┌────────

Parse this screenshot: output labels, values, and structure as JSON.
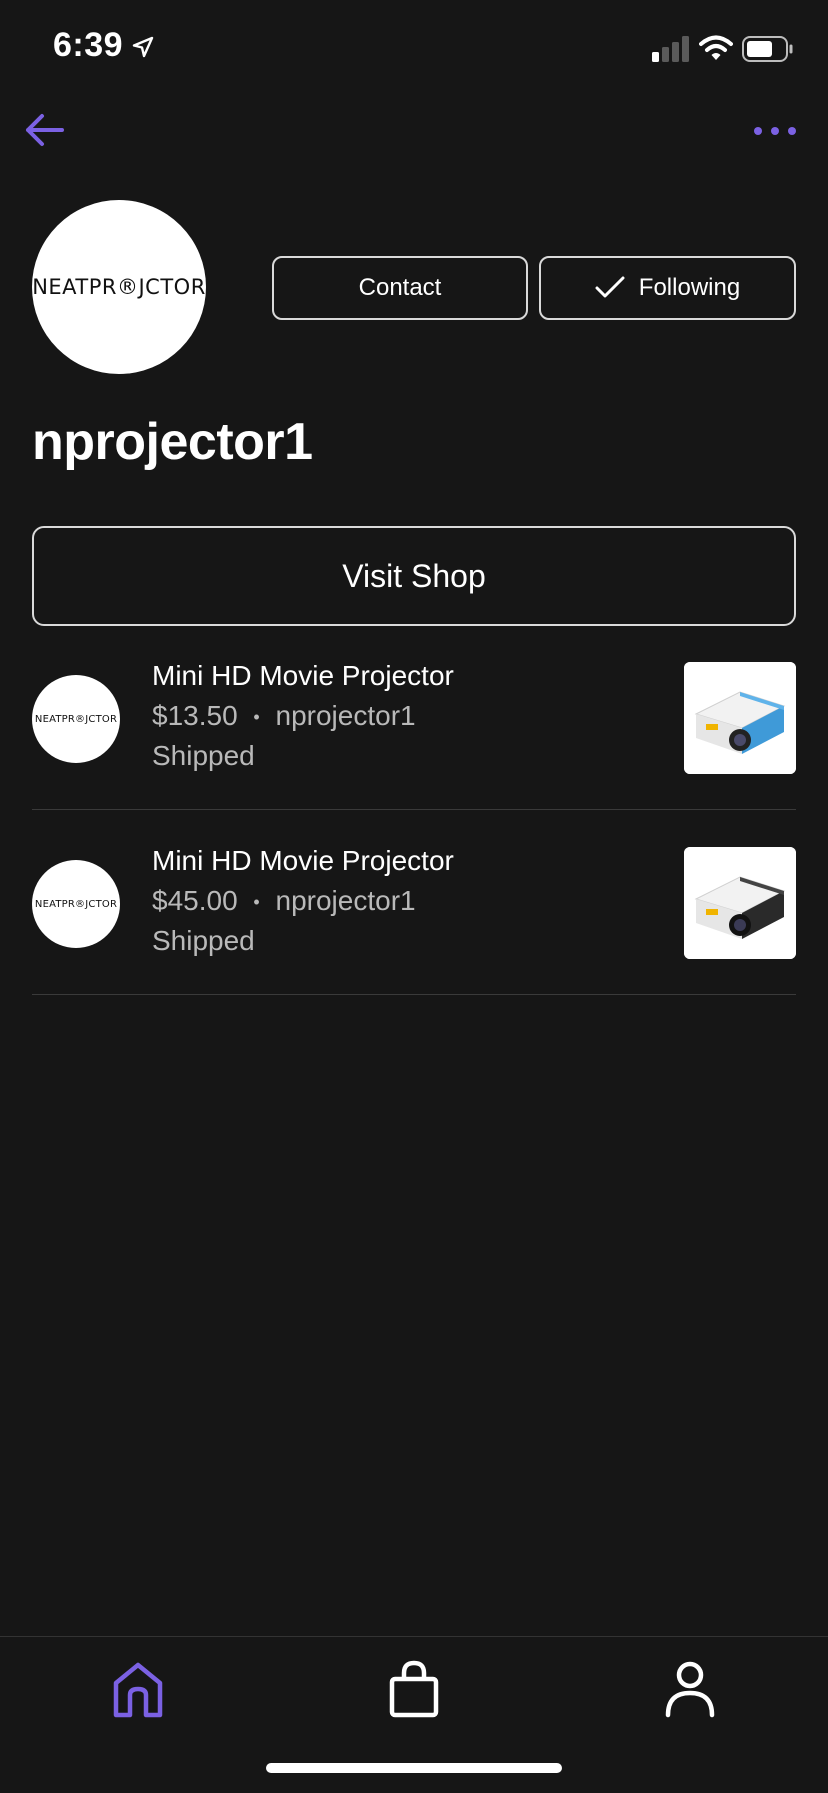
{
  "status_bar": {
    "time": "6:39"
  },
  "profile": {
    "logo_text": "NEATPR®JCTOR",
    "username": "nprojector1",
    "contact_label": "Contact",
    "following_label": "Following",
    "visit_shop_label": "Visit Shop"
  },
  "orders": [
    {
      "title": "Mini HD Movie Projector",
      "price": "$13.50",
      "separator": "•",
      "seller": "nprojector1",
      "status": "Shipped",
      "logo_text": "NEATPR®JCTOR",
      "product_color": "#3f9ad8"
    },
    {
      "title": "Mini HD Movie Projector",
      "price": "$45.00",
      "separator": "•",
      "seller": "nprojector1",
      "status": "Shipped",
      "logo_text": "NEATPR®JCTOR",
      "product_color": "#2a2a2a"
    }
  ],
  "colors": {
    "accent": "#7b61e3",
    "background": "#161616",
    "text_secondary": "#b9b9b9"
  },
  "icons": {
    "back": "arrow-left-icon",
    "more": "more-horizontal-icon",
    "home": "home-icon",
    "shop": "shopping-bag-icon",
    "profile": "user-icon",
    "following_check": "check-icon"
  }
}
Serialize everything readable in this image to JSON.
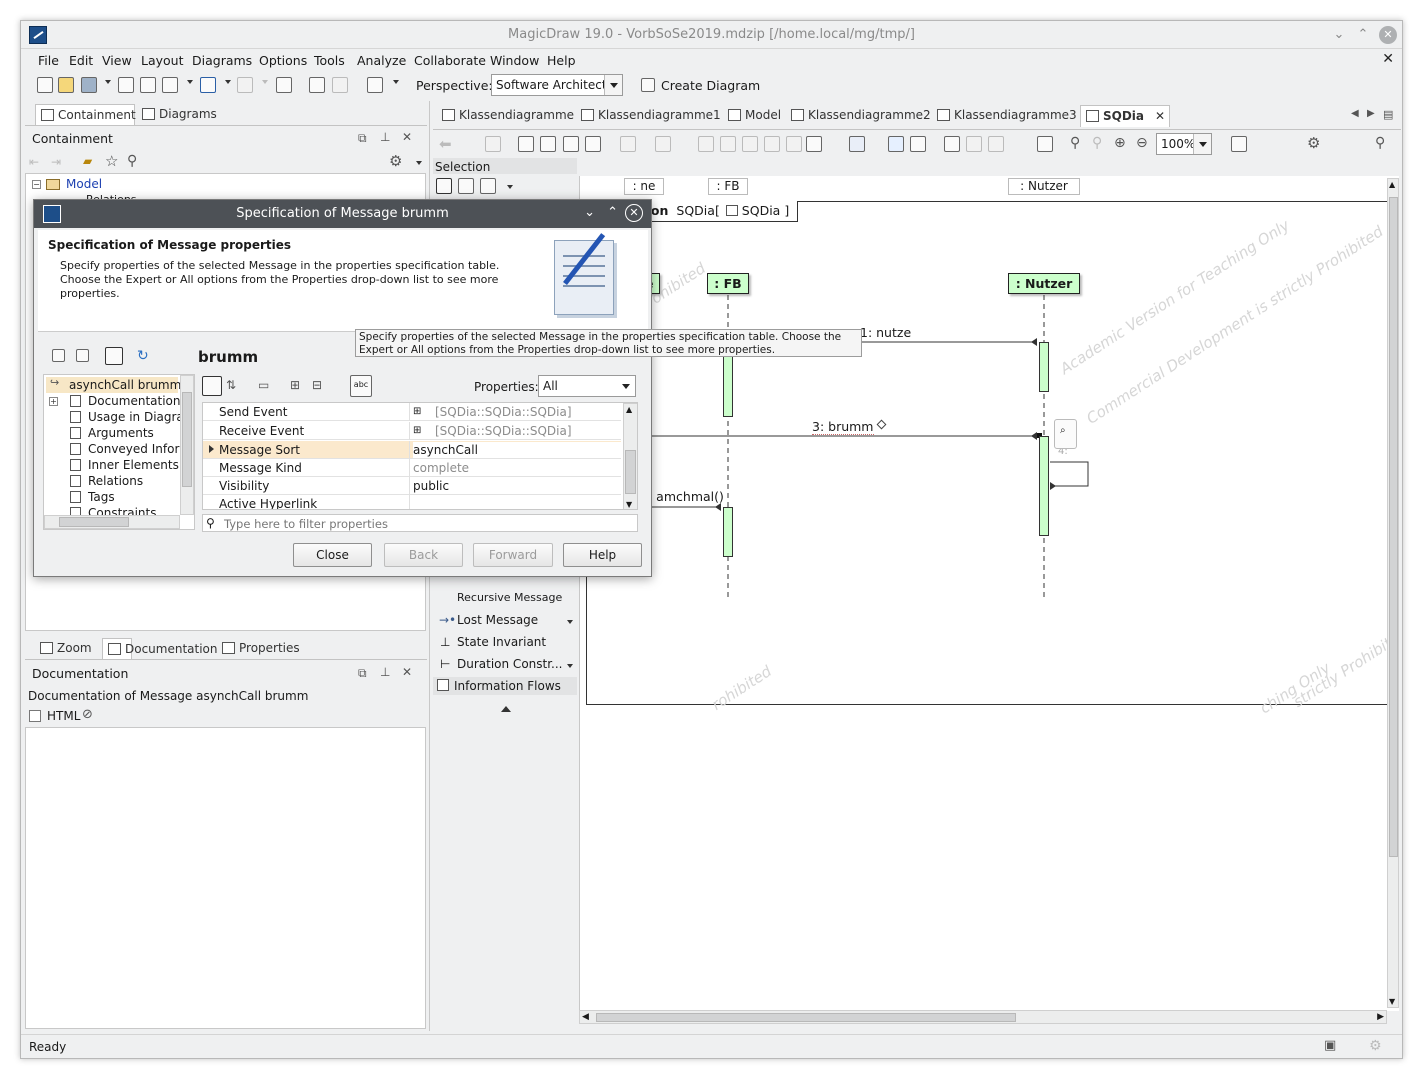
{
  "window": {
    "title": "MagicDraw 19.0 - VorbSoSe2019.mdzip [/home.local/mg/tmp/]"
  },
  "menu": [
    "File",
    "Edit",
    "View",
    "Layout",
    "Diagrams",
    "Options",
    "Tools",
    "Analyze",
    "Collaborate",
    "Window",
    "Help"
  ],
  "toolbar": {
    "perspective_label": "Perspective:",
    "perspective_value": "Software Architect",
    "create_diagram": "Create Diagram"
  },
  "left_panel": {
    "tabs": [
      "Containment",
      "Diagrams"
    ],
    "title": "Containment",
    "tree": {
      "root": "Model",
      "child": "Relations"
    }
  },
  "bottom_panel": {
    "tabs": [
      "Zoom",
      "Documentation",
      "Properties"
    ],
    "title": "Documentation",
    "doc_of": "Documentation of Message asynchCall brumm",
    "html_label": "HTML"
  },
  "status": "Ready",
  "diagram_tabs": [
    "Klassendiagramme",
    "Klassendiagramme1",
    "Model",
    "Klassendiagramme2",
    "Klassendiagramme3",
    "SQDia"
  ],
  "diagram_toolbar": {
    "zoom": "100%"
  },
  "palette": {
    "selection": "Selection",
    "items": [
      "Recursive Message",
      "Lost Message",
      "State Invariant",
      "Duration Constr...",
      "Information Flows"
    ]
  },
  "diagram": {
    "frame_kw": "interaction",
    "frame_name": "SQDia",
    "frame_ref": "SQDia",
    "frame_bracket_open": "[",
    "frame_bracket_close": "]",
    "lifelines_top": [
      ": ne",
      ": FB",
      ": Nutzer"
    ],
    "lifelines": [
      ": FB",
      ": Nutzer"
    ],
    "cut_lifeline": "e",
    "messages": [
      "1: nutze",
      "3: brumm",
      ": amchmal()"
    ],
    "self_msg": "4:",
    "watermark_a": "Academic Version for Teaching Only",
    "watermark_b": "Commercial Development is strictly Prohibited",
    "watermark_c": "rohibited",
    "watermark_d": "ching Only",
    "watermark_e": "strictly Prohibite"
  },
  "dialog": {
    "title": "Specification of Message brumm",
    "header_title": "Specification of Message properties",
    "header_text": "Specify properties of the selected Message in the properties specification table. Choose the Expert or All options from the Properties drop-down list to see more properties.",
    "tooltip": "Specify properties of the selected Message in the properties specification table. Choose the Expert or All options from the Properties drop-down list to see more properties.",
    "element_name": "brumm",
    "nav_items": [
      "asynchCall brumm",
      "Documentation/",
      "Usage in Diagra",
      "Arguments",
      "Conveyed Infor",
      "Inner Elements",
      "Relations",
      "Tags",
      "Constraints"
    ],
    "properties_label": "Properties:",
    "properties_value": "All",
    "rows": [
      {
        "key": "Send Event",
        "value": "[SQDia::SQDia::SQDia]"
      },
      {
        "key": "Receive Event",
        "value": "[SQDia::SQDia::SQDia]"
      },
      {
        "key": "Message Sort",
        "value": "asynchCall"
      },
      {
        "key": "Message Kind",
        "value": "complete"
      },
      {
        "key": "Visibility",
        "value": "public"
      },
      {
        "key": "Active Hyperlink",
        "value": ""
      }
    ],
    "filter_placeholder": "Type here to filter properties",
    "buttons": {
      "close": "Close",
      "back": "Back",
      "forward": "Forward",
      "help": "Help"
    }
  }
}
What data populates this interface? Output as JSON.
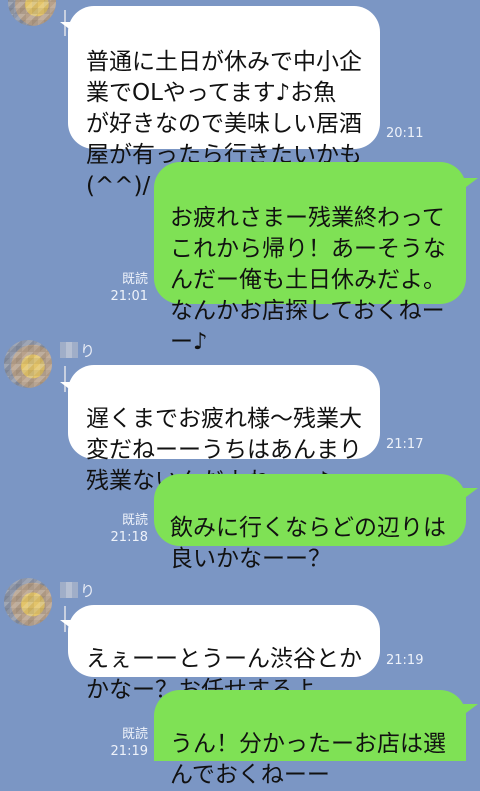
{
  "colors": {
    "background": "#7b96c4",
    "incoming_bubble": "#ffffff",
    "outgoing_bubble": "#7fe155",
    "meta_text": "#eef2fa"
  },
  "messages": [
    {
      "direction": "incoming",
      "text": "普通に土日が休みで中小企\n業でOLやってます♪お魚\nが好きなので美味しい居酒\n屋が有ったら行きたいかも\n(^^)/",
      "time": "20:11"
    },
    {
      "direction": "outgoing",
      "text": "お疲れさまー残業終わって\nこれから帰り！あーそうな\nんだー俺も土日休みだよ。\nなんかお店探しておくねー\nー♪",
      "read": "既読",
      "time": "21:01"
    },
    {
      "direction": "incoming",
      "sender_suffix": "り",
      "text": "遅くまでお疲れ様〜残業大\n変だねーーうちはあんまり\n残業ないんだよねーー♪",
      "time": "21:17"
    },
    {
      "direction": "outgoing",
      "text": "飲みに行くならどの辺りは\n良いかなーー？",
      "read": "既読",
      "time": "21:18"
    },
    {
      "direction": "incoming",
      "sender_suffix": "り",
      "text": "えぇーーとうーん渋谷とか\nかなー？お任せするよ",
      "time": "21:19"
    },
    {
      "direction": "outgoing",
      "text": "うん！分かったーお店は選\nんでおくねーー",
      "read": "既読",
      "time": "21:19"
    }
  ]
}
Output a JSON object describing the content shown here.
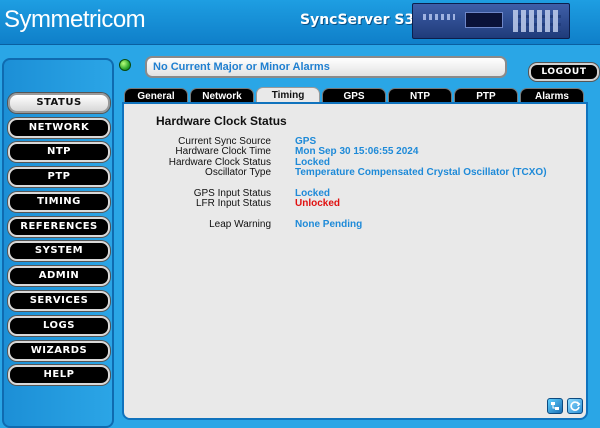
{
  "header": {
    "logo": "Symmetricom",
    "product": "SyncServer S300"
  },
  "sidebar": {
    "items": [
      {
        "label": "STATUS",
        "active": true
      },
      {
        "label": "NETWORK"
      },
      {
        "label": "NTP"
      },
      {
        "label": "PTP"
      },
      {
        "label": "TIMING"
      },
      {
        "label": "REFERENCES"
      },
      {
        "label": "SYSTEM"
      },
      {
        "label": "ADMIN"
      },
      {
        "label": "SERVICES"
      },
      {
        "label": "LOGS"
      },
      {
        "label": "WIZARDS"
      },
      {
        "label": "HELP"
      }
    ]
  },
  "alarm": {
    "message": "No Current Major or Minor Alarms",
    "led_color": "#2ea82e"
  },
  "logout_label": "LOGOUT",
  "tabs": [
    {
      "label": "General"
    },
    {
      "label": "Network"
    },
    {
      "label": "Timing",
      "active": true
    },
    {
      "label": "GPS"
    },
    {
      "label": "NTP"
    },
    {
      "label": "PTP"
    },
    {
      "label": "Alarms"
    }
  ],
  "panel": {
    "title": "Hardware Clock Status",
    "rows": [
      {
        "label": "Current Sync Source",
        "value": "GPS"
      },
      {
        "label": "Hardware Clock Time",
        "value": "Mon Sep 30 15:06:55 2024"
      },
      {
        "label": "Hardware Clock Status",
        "value": "Locked"
      },
      {
        "label": "Oscillator Type",
        "value": "Temperature Compensated Crystal Oscillator (TCXO)"
      },
      {
        "label": "GPS Input Status",
        "value": "Locked"
      },
      {
        "label": "LFR Input Status",
        "value": "Unlocked"
      },
      {
        "label": "Leap Warning",
        "value": "None Pending"
      }
    ]
  },
  "colors": {
    "value_blue": "#1e8ad8",
    "value_red": "#e01010",
    "background": "#2aa6e6"
  },
  "icons": [
    "tree-icon",
    "refresh-icon"
  ]
}
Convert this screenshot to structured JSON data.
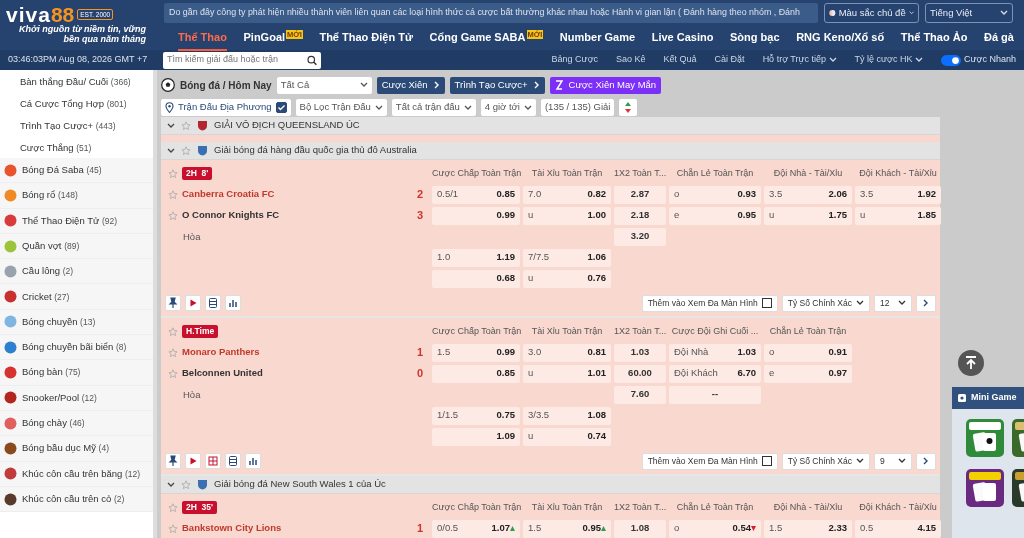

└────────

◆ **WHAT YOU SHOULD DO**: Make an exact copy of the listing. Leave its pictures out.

◆ **EXPECTED ANSWER**:
Parse this screenshot: output labels, values, and structure as JSON.
{
  "status_bar": {
    "time": "6:39"
  },
  "profile": {
    "logo_text": "NEATPR®JCTOR",
    "username": "nprojector1",
    "contact_label": "Contact",
    "following_label": "Following",
    "visit_shop_label": "Visit Shop"
  },
  "orders": [
    {
      "title": "Mini HD Movie Projector",
      "price": "$13.50",
      "separator": "•",
      "seller": "nprojector1",
      "status": "Shipped",
      "logo_text": "NEATPR®JCTOR",
      "product_color": "#3f9ad8"
    },
    {
      "title": "Mini HD Movie Projector",
      "price": "$45.00",
      "separator": "•",
      "seller": "nprojector1",
      "status": "Shipped",
      "logo_text": "NEATPR®JCTOR",
      "product_color": "#2a2a2a"
    }
  ],
  "colors": {
    "accent": "#7b61e3",
    "background": "#161616",
    "text_secondary": "#b9b9b9"
  },
  "icons": {
    "back": "arrow-left-icon",
    "more": "more-horizontal-icon",
    "home": "home-icon",
    "shop": "shopping-bag-icon",
    "profile": "user-icon",
    "following_check": "check-icon"
  }
}
Serialize everything readable in this image to JSON.
{
  "window": {
    "title": "MagicDraw 19.0 - VorbSoSe2019.mdzip [/home.local/mg/tmp/]"
  },
  "menu": [
    "File",
    "Edit",
    "View",
    "Layout",
    "Diagrams",
    "Options",
    "Tools",
    "Analyze",
    "Collaborate",
    "Window",
    "Help"
  ],
  "toolbar": {
    "perspective_label": "Perspective:",
    "perspective_value": "Software Architect",
    "create_diagram": "Create Diagram"
  },
  "left_panel": {
    "tabs": [
      "Containment",
      "Diagrams"
    ],
    "title": "Containment",
    "tree": {
      "root": "Model",
      "child": "Relations"
    }
  },
  "bottom_panel": {
    "tabs": [
      "Zoom",
      "Documentation",
      "Properties"
    ],
    "title": "Documentation",
    "doc_of": "Documentation of Message asynchCall brumm",
    "html_label": "HTML"
  },
  "status": "Ready",
  "diagram_tabs": [
    "Klassendiagramme",
    "Klassendiagramme1",
    "Model",
    "Klassendiagramme2",
    "Klassendiagramme3",
    "SQDia"
  ],
  "diagram_toolbar": {
    "zoom": "100%"
  },
  "palette": {
    "selection": "Selection",
    "items": [
      "Recursive Message",
      "Lost Message",
      "State Invariant",
      "Duration Constr...",
      "Information Flows"
    ]
  },
  "diagram": {
    "frame_kw": "interaction",
    "frame_name": "SQDia",
    "frame_ref": "SQDia",
    "frame_bracket_open": "[",
    "frame_bracket_close": "]",
    "lifelines_top": [
      ": ne",
      ": FB",
      ": Nutzer"
    ],
    "lifelines": [
      ": FB",
      ": Nutzer"
    ],
    "cut_lifeline": "e",
    "messages": [
      "1: nutze",
      "3: brumm",
      ": amchmal()"
    ],
    "self_msg": "4:",
    "watermark_a": "Academic Version for Teaching Only",
    "watermark_b": "Commercial Development is strictly Prohibited",
    "watermark_c": "rohibited",
    "watermark_d": "ching Only",
    "watermark_e": "strictly Prohibite"
  },
  "dialog": {
    "title": "Specification of Message brumm",
    "header_title": "Specification of Message properties",
    "header_text": "Specify properties of the selected Message in the properties specification table. Choose the Expert or All options from the Properties drop-down list to see more properties.",
    "tooltip": "Specify properties of the selected Message in the properties specification table. Choose the Expert or All options from the Properties drop-down list to see more properties.",
    "element_name": "brumm",
    "nav_items": [
      "asynchCall brumm",
      "Documentation/",
      "Usage in Diagra",
      "Arguments",
      "Conveyed Infor",
      "Inner Elements",
      "Relations",
      "Tags",
      "Constraints"
    ],
    "properties_label": "Properties:",
    "properties_value": "All",
    "rows": [
      {
        "key": "Send Event",
        "value": "[SQDia::SQDia::SQDia]"
      },
      {
        "key": "Receive Event",
        "value": "[SQDia::SQDia::SQDia]"
      },
      {
        "key": "Message Sort",
        "value": "asynchCall"
      },
      {
        "key": "Message Kind",
        "value": "complete"
      },
      {
        "key": "Visibility",
        "value": "public"
      },
      {
        "key": "Active Hyperlink",
        "value": ""
      }
    ],
    "filter_placeholder": "Type here to filter properties",
    "buttons": {
      "close": "Close",
      "back": "Back",
      "forward": "Forward",
      "help": "Help"
    }
  }
}
What data populates this interface? Output as JSON.
{
  "colors": {
    "background": "#7b96c4",
    "incoming_bubble": "#ffffff",
    "outgoing_bubble": "#7fe155",
    "meta_text": "#eef2fa"
  },
  "messages": [
    {
      "direction": "incoming",
      "text": "普通に土日が休みで中小企\n業でOLやってます♪お魚\nが好きなので美味しい居酒\n屋が有ったら行きたいかも\n(^^)/",
      "time": "20:11"
    },
    {
      "direction": "outgoing",
      "text": "お疲れさまー残業終わって\nこれから帰り！あーそうな\nんだー俺も土日休みだよ。\nなんかお店探しておくねー\nー♪",
      "read": "既読",
      "time": "21:01"
    },
    {
      "direction": "incoming",
      "sender_suffix": "り",
      "text": "遅くまでお疲れ様〜残業大\n変だねーーうちはあんまり\n残業ないんだよねーー♪",
      "time": "21:17"
    },
    {
      "direction": "outgoing",
      "text": "飲みに行くならどの辺りは\n良いかなーー？",
      "read": "既読",
      "time": "21:18"
    },
    {
      "direction": "incoming",
      "sender_suffix": "り",
      "text": "えぇーーとうーん渋谷とか\nかなー？お任せするよ",
      "time": "21:19"
    },
    {
      "direction": "outgoing",
      "text": "うん！分かったーお店は選\nんでおくねーー",
      "read": "既読",
      "time": "21:19"
    }
  ]
}
Output a JSON object describing the content shown here.
{
  "header": {
    "logo": "Symmetricom",
    "product": "SyncServer S300"
  },
  "sidebar": {
    "items": [
      {
        "label": "STATUS",
        "active": true
      },
      {
        "label": "NETWORK"
      },
      {
        "label": "NTP"
      },
      {
        "label": "PTP"
      },
      {
        "label": "TIMING"
      },
      {
        "label": "REFERENCES"
      },
      {
        "label": "SYSTEM"
      },
      {
        "label": "ADMIN"
      },
      {
        "label": "SERVICES"
      },
      {
        "label": "LOGS"
      },
      {
        "label": "WIZARDS"
      },
      {
        "label": "HELP"
      }
    ]
  },
  "alarm": {
    "message": "No Current Major or Minor Alarms",
    "led_color": "#2ea82e"
  },
  "logout_label": "LOGOUT",
  "tabs": [
    {
      "label": "General"
    },
    {
      "label": "Network"
    },
    {
      "label": "Timing",
      "active": true
    },
    {
      "label": "GPS"
    },
    {
      "label": "NTP"
    },
    {
      "label": "PTP"
    },
    {
      "label": "Alarms"
    }
  ],
  "panel": {
    "title": "Hardware Clock Status",
    "rows": [
      {
        "label": "Current Sync Source",
        "value": "GPS"
      },
      {
        "label": "Hardware Clock Time",
        "value": "Mon Sep 30 15:06:55 2024"
      },
      {
        "label": "Hardware Clock Status",
        "value": "Locked"
      },
      {
        "label": "Oscillator Type",
        "value": "Temperature Compensated Crystal Oscillator (TCXO)"
      },
      {
        "label": "GPS Input Status",
        "value": "Locked"
      },
      {
        "label": "LFR Input Status",
        "value": "Unlocked"
      },
      {
        "label": "Leap Warning",
        "value": "None Pending"
      }
    ]
  },
  "colors": {
    "value_blue": "#1e8ad8",
    "value_red": "#e01010",
    "background": "#2aa6e6"
  },
  "icons": [
    "tree-icon",
    "refresh-icon"
  ]
}
Convert this screenshot to structured JSON data.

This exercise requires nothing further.